HUMAN POWERED CHATBOT

Human Powered Chatbot was a workshop of 17 people who were given simple rules for processing text and working together. This system created a writing machine that was connected to the Internet. Source material was programmatically mined from the Twitter and New York Times APIs based on feedback from the participant’s input. The result was a chatbot running on twitter that could interact and respond to conversations online under the guise of a “computer simulating intelligence”.

In collaboration with FutureFarmers I designed a kind of interactive performance where participants got to see first hand what it would be like to be a part of a machine. It was my hope that this experience would shed some insight into the relationship that people share with the information systems that the interact with on a daily basis.

The algorithm that was implemented was a simple revision of an earlier work, Talking to Ourselves.

The algorithm is as follows:

  1. Receive text input
  2. Extract keywords from input
  3. Extrapolate new text from keywords
  4. Output new text

In Human Powered Chatbot there were two roles to choose from: Computational Processor and Subjective Processor. The group was split in half between these two roles.

The job of the Computational Processor was taking messages and extracting keywords from them. Like this:

“I remember having a picnic at the beach when I was little.”

REMEMBER, PICNIC, BEACH, LITTLE

The job of the Subjective Processor was making sentences from keywords they receive. Like this:

REMEMBER, PICNIC, BEACH, LITTLE

“I have very little time for things like going to the beach or having picnics”

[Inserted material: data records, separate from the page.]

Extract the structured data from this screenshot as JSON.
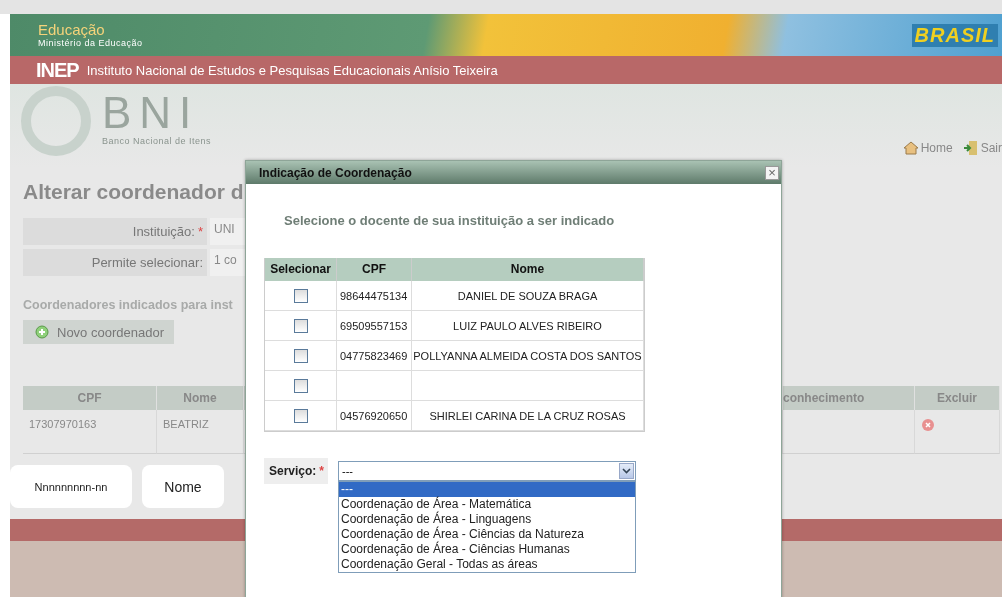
{
  "header": {
    "title": "Educação",
    "subtitle": "Ministério da Educação",
    "brand": "BRASIL"
  },
  "inep_bar": {
    "logo": "INEP",
    "title": "Instituto Nacional de Estudos e Pesquisas Educacionais Anísio Teixeira"
  },
  "bni": {
    "logo": "BNI",
    "subtitle": "Banco Nacional de Itens"
  },
  "nav": [
    {
      "label": "Home",
      "kind": "home"
    },
    {
      "label": "Sair",
      "kind": "exit"
    }
  ],
  "page": {
    "title": "Alterar coordenador d",
    "fields": [
      {
        "label": "Instituição:",
        "required_mark": "*",
        "value": "UNI"
      },
      {
        "label": "Permite selecionar:",
        "value": "1 co"
      }
    ],
    "section_title": "Coordenadores indicados para inst",
    "new_button": "Novo coordenador",
    "table": {
      "columns": [
        "CPF",
        "Nome",
        "conhecimento",
        "Excluir"
      ],
      "rows": [
        {
          "cpf": "17307970163",
          "nome": "BEATRIZ"
        }
      ]
    }
  },
  "callouts": [
    "Nnnnnnnnn-nn",
    "Nome"
  ],
  "dialog": {
    "title": "Indicação de Coordenação",
    "close": "×",
    "instruction": "Selecione o docente de sua instituição a ser indicado",
    "columns": [
      "Selecionar",
      "CPF",
      "Nome"
    ],
    "rows": [
      {
        "checked": false,
        "cpf": "98644475134",
        "nome": "DANIEL DE SOUZA BRAGA"
      },
      {
        "checked": false,
        "cpf": "69509557153",
        "nome": "LUIZ PAULO ALVES RIBEIRO"
      },
      {
        "checked": false,
        "cpf": "04775823469",
        "nome": "POLLYANNA ALMEIDA COSTA DOS SANTOS"
      },
      {
        "checked": false
      },
      {
        "checked": false,
        "cpf": "04576920650",
        "nome": "SHIRLEI CARINA DE LA CRUZ ROSAS"
      }
    ],
    "service": {
      "label": "Serviço:",
      "required_mark": "*",
      "value": "---",
      "expanded": true,
      "options": [
        {
          "label": "---",
          "selected": true
        },
        {
          "label": "Coordenação de Área - Matemática",
          "selected": false
        },
        {
          "label": "Coordenação de Área - Linguagens",
          "selected": false
        },
        {
          "label": "Coordenação de Área - Ciências da Natureza",
          "selected": false
        },
        {
          "label": "Coordenação de Área - Ciências Humanas",
          "selected": false
        },
        {
          "label": "Coordenação Geral - Todas as áreas",
          "selected": false
        }
      ]
    }
  }
}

The transformation that took place is a little like generation loss.

After a message has been passed through the Computational Processor and Subjective Processor, it gets uploaded to the Internet.

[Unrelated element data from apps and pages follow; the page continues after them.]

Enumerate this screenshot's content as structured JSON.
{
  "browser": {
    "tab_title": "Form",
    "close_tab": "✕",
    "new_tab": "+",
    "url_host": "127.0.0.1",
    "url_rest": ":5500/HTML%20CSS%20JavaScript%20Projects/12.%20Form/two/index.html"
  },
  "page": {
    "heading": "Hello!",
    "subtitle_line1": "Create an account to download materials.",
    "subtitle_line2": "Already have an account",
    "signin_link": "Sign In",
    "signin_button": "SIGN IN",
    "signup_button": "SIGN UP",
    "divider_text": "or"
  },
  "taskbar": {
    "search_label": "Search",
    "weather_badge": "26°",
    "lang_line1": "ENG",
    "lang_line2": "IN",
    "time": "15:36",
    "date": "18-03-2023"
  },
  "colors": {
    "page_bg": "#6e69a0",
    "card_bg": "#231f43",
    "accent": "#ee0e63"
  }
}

People on the Internet can read the messages and respond to them. When people on the Internet are talking to each other in a chat room or forum they use the ‘@’ symbol followed by a name to refer to each other.

This is how our messages are routed as well. When the ‘@’ symbol appears followed by a name, both the Computational Processor and Subjective Processor were instructed to leave that name intact and in the front of the message. Then when the message was uploaded to the Internet it was delivered to the person who was trying to interact with the chatbot. For instance, this is what a message might have looked like when it came in from the Internet:

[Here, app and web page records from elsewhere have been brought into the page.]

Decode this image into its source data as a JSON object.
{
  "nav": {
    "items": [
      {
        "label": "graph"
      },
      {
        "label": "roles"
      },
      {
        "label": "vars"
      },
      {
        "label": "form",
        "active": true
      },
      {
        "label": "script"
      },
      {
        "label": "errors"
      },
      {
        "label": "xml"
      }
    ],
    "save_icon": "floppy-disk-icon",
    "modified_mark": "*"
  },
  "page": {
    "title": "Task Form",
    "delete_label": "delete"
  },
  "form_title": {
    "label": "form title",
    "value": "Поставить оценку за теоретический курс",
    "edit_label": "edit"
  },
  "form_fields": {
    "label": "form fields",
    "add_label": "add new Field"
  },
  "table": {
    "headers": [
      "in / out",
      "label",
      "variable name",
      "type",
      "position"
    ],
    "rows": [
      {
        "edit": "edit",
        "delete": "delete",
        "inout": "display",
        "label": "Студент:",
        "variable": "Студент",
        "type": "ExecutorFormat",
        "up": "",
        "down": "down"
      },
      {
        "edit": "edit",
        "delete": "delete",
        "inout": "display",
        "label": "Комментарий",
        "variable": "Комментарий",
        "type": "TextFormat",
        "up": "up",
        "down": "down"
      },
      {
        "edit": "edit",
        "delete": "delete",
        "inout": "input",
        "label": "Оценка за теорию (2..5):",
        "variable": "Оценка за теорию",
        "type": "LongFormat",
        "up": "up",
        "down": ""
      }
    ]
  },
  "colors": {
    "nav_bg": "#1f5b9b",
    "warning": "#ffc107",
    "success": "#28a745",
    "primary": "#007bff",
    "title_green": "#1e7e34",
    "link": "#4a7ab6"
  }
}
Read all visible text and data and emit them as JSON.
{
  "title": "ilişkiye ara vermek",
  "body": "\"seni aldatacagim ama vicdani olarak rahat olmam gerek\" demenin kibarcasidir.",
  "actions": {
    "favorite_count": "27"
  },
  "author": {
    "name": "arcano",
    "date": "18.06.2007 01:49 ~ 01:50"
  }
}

“@peachy says: Are you a real bot or is this some kind of scam?”

Then the Computational Processor would have to include the name in their list of keywords, like this:

@peachy, REAL BOT, SCAM

If a Subjective Processor encountered an ‘@’ symbol followed by a name, they were instructed to include it in the beginning of their message. Like this:

“@peachy If you ask me, there is no difference between a real bot and a scam.”

This system is an endless loop, messages were cycled through the Computational Processor and Subjective Processor, and then onto the Internet where our custom software would extract keywords that were used to search the New York Times and Twitter for extra material. After making searches the full text of the messages were posted to a profile on Twitter called “human_bot”. The search results as well as any messages on Twitter addressed to “human_bot” were returned and copied down on to pieces of paper that are fed back into the Computational Processor to complete this endless loop.

At any time that participants got bored or might have needed some inspiration they could look to the message board for ideas. The message board acted like a partition between the two groups but it also served as a feedback mechanism. The messengers who were passing messages between the two groups were also writing messages on the board as they worked.

On the Subjective Processor side there were only two words being added to the board, either YES or NO, which was a measure of if the Computational Processors were interested in the messages that were being passed around. Subjective Processors could then use the board as a gauge of to tell if their work was interesting or not.

The Computational Processor side of the board was filled with keywords, these were posted any time a messenger asked one of the Subjective Processors what their favorite keyword seen so far. The Computational Processors could use this as feedback as to what kind of keywords were getting the best results.

Participants were also free to switch rolls or even quit at any time.

This performance encourages Anarchy so long as it’s spontaneous.